**Task prompt**
Leave the pictures out and restate every line below exactly.
[Start of section]
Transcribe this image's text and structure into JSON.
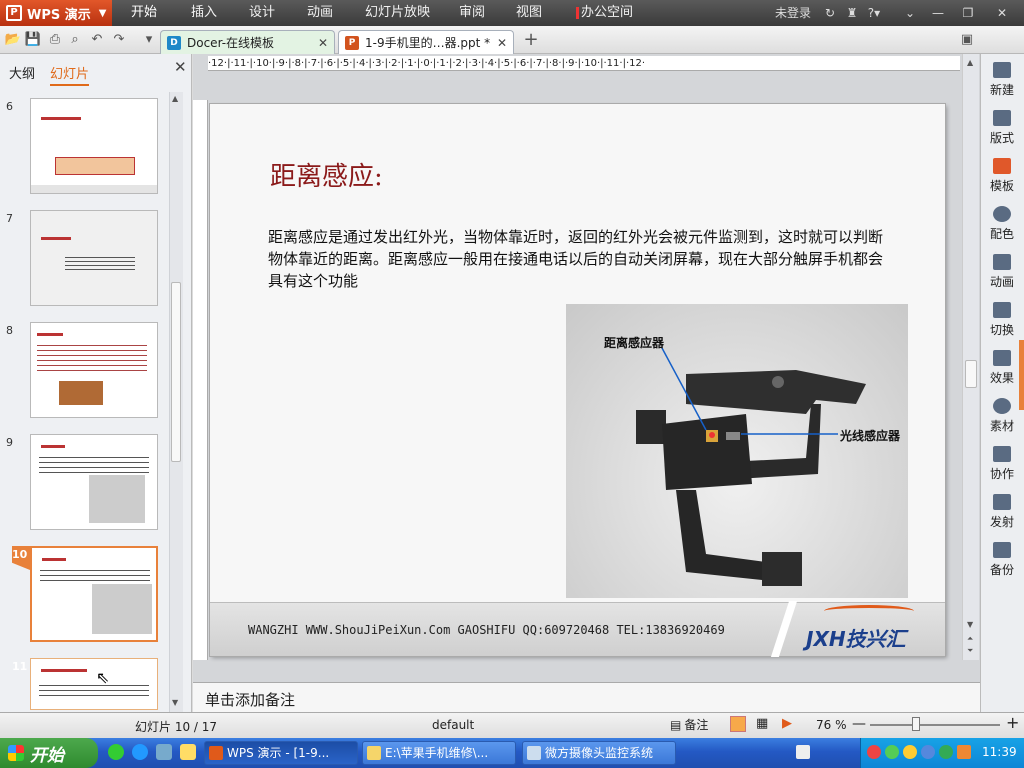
{
  "titlebar": {
    "app_name": "WPS 演示",
    "menus": [
      "开始",
      "插入",
      "设计",
      "动画",
      "幻灯片放映",
      "审阅",
      "视图",
      "办公空间"
    ],
    "user_label": "未登录"
  },
  "tabs": [
    {
      "label": "Docer-在线模板",
      "icon": "docer-icon"
    },
    {
      "label": "1-9手机里的…器.ppt *",
      "icon": "ppt-file-icon"
    }
  ],
  "left_panel": {
    "tab_outline": "大纲",
    "tab_slides": "幻灯片",
    "thumbnails": [
      {
        "num": "6"
      },
      {
        "num": "7"
      },
      {
        "num": "8"
      },
      {
        "num": "9"
      },
      {
        "num": "10",
        "selected": true
      },
      {
        "num": "11"
      }
    ]
  },
  "ruler": {
    "labels": "·12·|·11·|·10·|·9·|·8·|·7·|·6·|·5·|·4·|·3·|·2·|·1·|·0·|·1·|·2·|·3·|·4·|·5·|·6·|·7·|·8·|·9·|·10·|·11·|·12·"
  },
  "slide": {
    "title": "距离感应:",
    "body": "距离感应是通过发出红外光，当物体靠近时，返回的红外光会被元件监测到，这时就可以判断物体靠近的距离。距离感应一般用在接通电话以后的自动关闭屏幕，现在大部分触屏手机都会具有这个功能",
    "photo_label_1": "距离感应器",
    "photo_label_2": "光线感应器",
    "footer": "WANGZHI WWW.ShouJiPeiXun.Com   GAOSHIFU QQ:609720468 TEL:13836920469",
    "logo_text": "JXH技兴汇"
  },
  "notes_placeholder": "单击添加备注",
  "right_pane": [
    "新建",
    "版式",
    "模板",
    "配色",
    "动画",
    "切换",
    "效果",
    "素材",
    "协作",
    "发射",
    "备份"
  ],
  "status": {
    "slide_counter": "幻灯片 10 / 17",
    "template": "default",
    "notes_button": "备注",
    "zoom": "76 %"
  },
  "taskbar": {
    "start": "开始",
    "tasks": [
      "WPS 演示 - [1-9...",
      "E:\\苹果手机维修\\...",
      "微方摄像头监控系统"
    ],
    "clock": "11:39"
  },
  "colors": {
    "accent": "#e8813a",
    "title_red": "#8b1a1a",
    "logo_blue": "#1b3f8c"
  }
}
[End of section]
**Answer to this task**
Transcribe this image's text and structure into JSON.
{
  "titlebar": {
    "app_name": "WPS 演示",
    "menus": [
      "开始",
      "插入",
      "设计",
      "动画",
      "幻灯片放映",
      "审阅",
      "视图",
      "办公空间"
    ],
    "user_label": "未登录"
  },
  "tabs": [
    {
      "label": "Docer-在线模板",
      "icon": "docer-icon"
    },
    {
      "label": "1-9手机里的…器.ppt *",
      "icon": "ppt-file-icon"
    }
  ],
  "left_panel": {
    "tab_outline": "大纲",
    "tab_slides": "幻灯片",
    "thumbnails": [
      {
        "num": "6"
      },
      {
        "num": "7"
      },
      {
        "num": "8"
      },
      {
        "num": "9"
      },
      {
        "num": "10",
        "selected": true
      },
      {
        "num": "11"
      }
    ]
  },
  "ruler": {
    "labels": "·12·|·11·|·10·|·9·|·8·|·7·|·6·|·5·|·4·|·3·|·2·|·1·|·0·|·1·|·2·|·3·|·4·|·5·|·6·|·7·|·8·|·9·|·10·|·11·|·12·"
  },
  "slide": {
    "title": "距离感应:",
    "body": "距离感应是通过发出红外光，当物体靠近时，返回的红外光会被元件监测到，这时就可以判断物体靠近的距离。距离感应一般用在接通电话以后的自动关闭屏幕，现在大部分触屏手机都会具有这个功能",
    "photo_label_1": "距离感应器",
    "photo_label_2": "光线感应器",
    "footer": "WANGZHI WWW.ShouJiPeiXun.Com   GAOSHIFU QQ:609720468 TEL:13836920469",
    "logo_text": "JXH技兴汇"
  },
  "notes_placeholder": "单击添加备注",
  "right_pane": [
    "新建",
    "版式",
    "模板",
    "配色",
    "动画",
    "切换",
    "效果",
    "素材",
    "协作",
    "发射",
    "备份"
  ],
  "status": {
    "slide_counter": "幻灯片 10 / 17",
    "template": "default",
    "notes_button": "备注",
    "zoom": "76 %"
  },
  "taskbar": {
    "start": "开始",
    "tasks": [
      "WPS 演示 - [1-9...",
      "E:\\苹果手机维修\\...",
      "微方摄像头监控系统"
    ],
    "clock": "11:39"
  },
  "colors": {
    "accent": "#e8813a",
    "title_red": "#8b1a1a",
    "logo_blue": "#1b3f8c"
  }
}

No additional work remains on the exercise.